Queensland's major party leaders have offered voters a choice of stability and prosperity or audacity and growth ahead of the state election.
Premier Annastacia Palaszczuk fronted Labor's official launch in a plumbing apprentice work-shed in Beenleigh, while Ms Frecklington addressed LNP faithful at the five-star Emporium Hotel in Brisbane on Sunday.
The premier positioned herself as a strong leader, capable of standing up to powerful political forces to keep borders shut, protecting the state from COVID-19 and steering the course out of the recession.

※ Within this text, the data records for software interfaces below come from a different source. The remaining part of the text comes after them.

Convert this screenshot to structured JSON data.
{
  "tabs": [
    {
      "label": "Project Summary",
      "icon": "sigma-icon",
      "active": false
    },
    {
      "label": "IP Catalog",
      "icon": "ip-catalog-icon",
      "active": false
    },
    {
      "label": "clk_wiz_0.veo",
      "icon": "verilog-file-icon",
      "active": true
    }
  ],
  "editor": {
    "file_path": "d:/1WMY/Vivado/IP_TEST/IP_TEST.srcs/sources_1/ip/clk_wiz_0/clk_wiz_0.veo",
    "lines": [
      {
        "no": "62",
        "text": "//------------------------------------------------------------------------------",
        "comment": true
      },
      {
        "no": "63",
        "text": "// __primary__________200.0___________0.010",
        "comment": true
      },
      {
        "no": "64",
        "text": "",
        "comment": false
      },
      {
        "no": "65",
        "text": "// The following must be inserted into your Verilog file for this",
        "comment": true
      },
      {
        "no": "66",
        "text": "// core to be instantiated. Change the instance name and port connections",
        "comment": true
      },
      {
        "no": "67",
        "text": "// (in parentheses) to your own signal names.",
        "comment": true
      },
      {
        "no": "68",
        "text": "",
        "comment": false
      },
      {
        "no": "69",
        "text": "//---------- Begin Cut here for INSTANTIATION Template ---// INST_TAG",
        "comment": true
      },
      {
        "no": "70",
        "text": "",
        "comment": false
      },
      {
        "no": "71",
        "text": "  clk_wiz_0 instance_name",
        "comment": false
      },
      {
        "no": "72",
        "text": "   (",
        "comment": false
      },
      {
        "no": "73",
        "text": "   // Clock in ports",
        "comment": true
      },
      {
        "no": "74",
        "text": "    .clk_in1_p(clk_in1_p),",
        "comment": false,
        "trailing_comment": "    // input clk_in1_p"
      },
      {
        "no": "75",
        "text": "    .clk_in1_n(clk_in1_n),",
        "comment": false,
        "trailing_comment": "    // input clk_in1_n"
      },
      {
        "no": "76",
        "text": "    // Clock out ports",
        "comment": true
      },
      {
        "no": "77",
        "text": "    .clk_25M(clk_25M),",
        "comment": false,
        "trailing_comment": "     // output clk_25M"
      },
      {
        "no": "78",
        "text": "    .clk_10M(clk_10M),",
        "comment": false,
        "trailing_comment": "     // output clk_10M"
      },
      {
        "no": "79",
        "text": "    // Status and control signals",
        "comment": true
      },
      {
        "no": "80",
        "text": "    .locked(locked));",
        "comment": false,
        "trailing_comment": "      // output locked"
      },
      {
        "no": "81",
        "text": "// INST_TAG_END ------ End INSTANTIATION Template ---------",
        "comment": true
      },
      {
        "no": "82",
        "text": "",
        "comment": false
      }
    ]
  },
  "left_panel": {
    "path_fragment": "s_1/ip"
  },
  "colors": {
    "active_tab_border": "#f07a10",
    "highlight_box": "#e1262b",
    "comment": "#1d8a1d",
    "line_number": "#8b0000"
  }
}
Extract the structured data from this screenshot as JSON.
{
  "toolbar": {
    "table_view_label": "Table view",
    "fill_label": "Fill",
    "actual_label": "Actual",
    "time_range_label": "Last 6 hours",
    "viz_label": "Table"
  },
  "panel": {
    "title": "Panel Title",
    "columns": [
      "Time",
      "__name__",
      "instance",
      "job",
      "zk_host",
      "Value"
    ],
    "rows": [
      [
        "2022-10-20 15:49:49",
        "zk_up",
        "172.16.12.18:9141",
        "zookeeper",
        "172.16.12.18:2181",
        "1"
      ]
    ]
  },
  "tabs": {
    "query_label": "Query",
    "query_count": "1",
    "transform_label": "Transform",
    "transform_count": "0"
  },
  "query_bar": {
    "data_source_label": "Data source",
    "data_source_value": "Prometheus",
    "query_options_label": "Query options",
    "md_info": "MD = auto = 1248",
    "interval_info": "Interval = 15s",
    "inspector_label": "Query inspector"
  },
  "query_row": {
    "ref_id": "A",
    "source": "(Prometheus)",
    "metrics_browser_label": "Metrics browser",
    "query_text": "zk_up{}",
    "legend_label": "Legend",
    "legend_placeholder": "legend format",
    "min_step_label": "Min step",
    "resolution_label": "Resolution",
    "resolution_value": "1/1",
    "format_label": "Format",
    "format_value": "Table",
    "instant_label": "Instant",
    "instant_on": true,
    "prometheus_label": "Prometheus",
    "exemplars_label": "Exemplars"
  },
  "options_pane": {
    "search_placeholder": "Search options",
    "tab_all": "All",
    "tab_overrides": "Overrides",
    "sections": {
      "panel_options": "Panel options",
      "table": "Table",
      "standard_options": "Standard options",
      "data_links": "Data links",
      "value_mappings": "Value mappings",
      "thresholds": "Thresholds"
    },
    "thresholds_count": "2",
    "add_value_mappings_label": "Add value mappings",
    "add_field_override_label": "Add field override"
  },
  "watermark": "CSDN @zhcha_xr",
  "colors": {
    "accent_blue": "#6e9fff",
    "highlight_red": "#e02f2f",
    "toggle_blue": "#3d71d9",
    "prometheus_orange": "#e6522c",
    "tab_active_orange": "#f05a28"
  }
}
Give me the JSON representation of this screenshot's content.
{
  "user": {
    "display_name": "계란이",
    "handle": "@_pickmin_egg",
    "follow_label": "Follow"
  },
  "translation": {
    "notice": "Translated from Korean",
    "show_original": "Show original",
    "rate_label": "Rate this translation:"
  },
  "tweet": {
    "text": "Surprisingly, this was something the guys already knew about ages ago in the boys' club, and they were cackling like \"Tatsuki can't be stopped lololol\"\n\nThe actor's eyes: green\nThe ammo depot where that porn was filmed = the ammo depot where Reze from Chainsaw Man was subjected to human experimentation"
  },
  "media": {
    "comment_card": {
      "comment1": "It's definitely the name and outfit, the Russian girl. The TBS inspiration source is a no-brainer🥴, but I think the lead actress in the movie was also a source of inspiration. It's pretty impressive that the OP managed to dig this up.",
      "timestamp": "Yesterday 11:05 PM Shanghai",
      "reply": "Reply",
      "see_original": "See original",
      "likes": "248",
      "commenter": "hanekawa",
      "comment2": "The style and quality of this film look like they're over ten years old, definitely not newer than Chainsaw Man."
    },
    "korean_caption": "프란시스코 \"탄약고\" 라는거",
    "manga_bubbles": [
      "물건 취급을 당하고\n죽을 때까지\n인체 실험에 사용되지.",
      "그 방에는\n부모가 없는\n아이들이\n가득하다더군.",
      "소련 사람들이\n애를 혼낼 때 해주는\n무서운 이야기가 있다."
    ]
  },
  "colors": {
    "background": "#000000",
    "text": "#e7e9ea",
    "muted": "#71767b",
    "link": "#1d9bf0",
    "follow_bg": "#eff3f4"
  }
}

"This election is a choice between the stability of a Labor government that has made the tough decisions and the right calls in hard times," Ms Palaszczuk said.
"Or the chaos of an unproven, untrustworthy opposition who have been wrong every time it's mattered.
"Your vote, your choice for Queensland. Jobs or cuts. Build and grow or slash and burn. Stability or chaos."
Ms Frecklington appeared at the LNP launch with her husband and three daughters to ask Queenslanders to back a "big and ambitious" vision for change.
She's pitching herself as a premier who would reinvigorate the state's economy with a change of thinking and a series of nation-building projects.
Ms Frecklington highlighted her plans for a series of multibillion dollar projects such as the new Bradfield irrigation scheme, widening the Bruce Highway, a second M1 and a $493 million electricity subsidy to cut power costs for business.
"The LNP has a bold and ambitious plan to stimulate the economy, create a decade of secure jobs and lead Queensland out of this recession," she said.
"We have a vision for the future.
"That vision is to make Queensland the economic powerhouse of Australia once again - The best place to get a job, get ahead and raise a family."
Both leaders took swipes at each other over economic policy with Labor claiming the LNP was secretly planning to cut jobs and services, and the opposition claiming the government would bring in new taxes.
Ms Palaszczuk scorned the opposition for previously calling for the state's borders to be opened and for the federal government's continued criticism of the closure.
Ms Frecklington took aim at Labor's decision not to hand down a budget until after the election, saying it was "dishonest and dangerous".
Ms Frecklington didn't make any new pledges at her party conference, although she did announce a $15.5 million plan earlier on Sunday to get older Queenslanders into jobs.
That fits with the LNP's emphasis on financial restraint, even though they have made billions in promises, while Labor have been more comfortable about saying they will borrow billions to stimulate the economy.
The premier made a raft of promises including that TAFE fees for people under 35 would be scrapped for courses and apprenticeships in agriculture, manufacturing, healthcare and early childhood education.
She pledged to hire 6100 extra teachers, 110 teaching aides and spend $100 million on school guidance counsellors and psychiatrists.
Ms Palaszczuk also promised $117 million for a palliative care plan and unexpectedly promised a conscience vote on legalising euthanasia.
The Labor leader initially planned to put off a decision on a euthanasia vote until after the election, but she's now prepared to make the issue part of her campaign.
That indicates Ms Palaszczuk is growing more confident of being returned with a majority government after a recent poll boost.
Labor's launch ended with Tom Petty's I Won't Back Down thundering through the loudspeakers.
Queenslanders go to the polling booths on October 31.